* **ACTION ITEM**
Read through the listing below and copy each line in which the word "data" occurs.

>>>

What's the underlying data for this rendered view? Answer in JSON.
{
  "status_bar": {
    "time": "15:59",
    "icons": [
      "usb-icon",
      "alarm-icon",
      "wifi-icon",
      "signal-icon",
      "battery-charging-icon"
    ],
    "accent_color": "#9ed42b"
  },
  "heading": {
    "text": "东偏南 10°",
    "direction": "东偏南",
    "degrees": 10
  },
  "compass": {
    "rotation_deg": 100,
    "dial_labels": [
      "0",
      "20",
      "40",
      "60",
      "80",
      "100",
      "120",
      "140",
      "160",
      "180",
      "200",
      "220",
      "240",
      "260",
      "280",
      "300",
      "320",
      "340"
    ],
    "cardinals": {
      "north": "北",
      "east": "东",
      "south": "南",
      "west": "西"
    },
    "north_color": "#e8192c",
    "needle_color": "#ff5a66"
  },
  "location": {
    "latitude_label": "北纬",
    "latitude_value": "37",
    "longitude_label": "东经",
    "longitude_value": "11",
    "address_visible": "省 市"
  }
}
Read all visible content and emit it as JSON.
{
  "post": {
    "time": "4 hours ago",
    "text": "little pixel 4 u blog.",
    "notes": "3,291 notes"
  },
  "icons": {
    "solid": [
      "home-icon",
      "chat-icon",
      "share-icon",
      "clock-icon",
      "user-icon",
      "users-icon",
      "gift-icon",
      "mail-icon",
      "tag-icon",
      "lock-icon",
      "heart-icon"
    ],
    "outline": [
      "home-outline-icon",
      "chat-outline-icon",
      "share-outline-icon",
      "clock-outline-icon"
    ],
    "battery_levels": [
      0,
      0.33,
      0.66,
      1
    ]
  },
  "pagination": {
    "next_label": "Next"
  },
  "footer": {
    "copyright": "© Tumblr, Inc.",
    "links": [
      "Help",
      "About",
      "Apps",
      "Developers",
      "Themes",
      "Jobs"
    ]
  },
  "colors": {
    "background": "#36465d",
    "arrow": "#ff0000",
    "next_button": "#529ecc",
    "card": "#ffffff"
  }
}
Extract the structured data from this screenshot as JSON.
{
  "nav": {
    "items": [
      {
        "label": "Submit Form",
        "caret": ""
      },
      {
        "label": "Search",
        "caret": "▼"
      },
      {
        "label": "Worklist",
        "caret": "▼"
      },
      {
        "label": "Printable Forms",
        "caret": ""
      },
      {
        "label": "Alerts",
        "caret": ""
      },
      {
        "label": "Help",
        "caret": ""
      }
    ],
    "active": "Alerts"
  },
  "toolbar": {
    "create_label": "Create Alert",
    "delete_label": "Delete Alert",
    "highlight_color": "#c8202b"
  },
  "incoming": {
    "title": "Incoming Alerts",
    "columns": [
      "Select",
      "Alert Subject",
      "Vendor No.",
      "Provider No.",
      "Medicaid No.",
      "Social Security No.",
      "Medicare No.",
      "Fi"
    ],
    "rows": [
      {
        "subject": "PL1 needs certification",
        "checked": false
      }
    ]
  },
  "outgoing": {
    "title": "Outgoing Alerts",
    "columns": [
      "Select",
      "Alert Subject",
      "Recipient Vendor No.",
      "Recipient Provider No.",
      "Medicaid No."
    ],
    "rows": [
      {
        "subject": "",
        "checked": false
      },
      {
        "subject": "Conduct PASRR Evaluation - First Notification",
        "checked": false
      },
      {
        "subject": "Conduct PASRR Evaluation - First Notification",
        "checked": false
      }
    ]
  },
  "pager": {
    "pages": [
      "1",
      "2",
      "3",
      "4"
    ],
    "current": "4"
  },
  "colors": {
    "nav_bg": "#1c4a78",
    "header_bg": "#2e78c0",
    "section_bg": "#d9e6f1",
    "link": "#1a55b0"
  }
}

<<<

* **REPLY**
What's the underlying data for this rendered view? Answer in JSON.
Extract the structured data from this screenshot as JSON.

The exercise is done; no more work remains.